_About this task_:
Would you output all the lines below precisely as they stand, leaving each picture out?

_Exercise data_:
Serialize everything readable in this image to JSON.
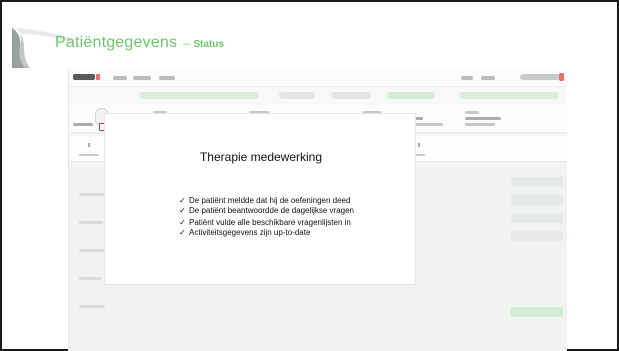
{
  "slide": {
    "title": "Patiëntgegevens",
    "separator": "–",
    "subtitle": "Status"
  },
  "panel": {
    "title": "Therapie medewerking",
    "items": [
      "De patiënt meldde dat hij de oefeningen deed",
      "De patiënt beantwoordde de dagelijkse vragen",
      "Patiënt vulde alle beschikbare vragenlijsten in",
      "Activiteitsgegevens zijn up-to-date"
    ],
    "check_symbol": "✓"
  },
  "colors": {
    "accent": "#6cc56e",
    "highlight": "#d9302f",
    "active_status": "#8fcf8a",
    "warning_status": "#f0ae58"
  },
  "icons": {
    "settings": "settings-icon",
    "logo": "app-logo-icon",
    "user": "user-avatar-icon"
  }
}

_Answer to the exercise_:
Serialize everything readable in this image to JSON.
{
  "slide": {
    "title": "Patiëntgegevens",
    "separator": "–",
    "subtitle": "Status"
  },
  "panel": {
    "title": "Therapie medewerking",
    "items": [
      "De patiënt meldde dat hij de oefeningen deed",
      "De patiënt beantwoordde de dagelijkse vragen",
      "Patiënt vulde alle beschikbare vragenlijsten in",
      "Activiteitsgegevens zijn up-to-date"
    ],
    "check_symbol": "✓"
  },
  "colors": {
    "accent": "#6cc56e",
    "highlight": "#d9302f",
    "active_status": "#8fcf8a",
    "warning_status": "#f0ae58"
  },
  "icons": {
    "settings": "settings-icon",
    "logo": "app-logo-icon",
    "user": "user-avatar-icon"
  }
}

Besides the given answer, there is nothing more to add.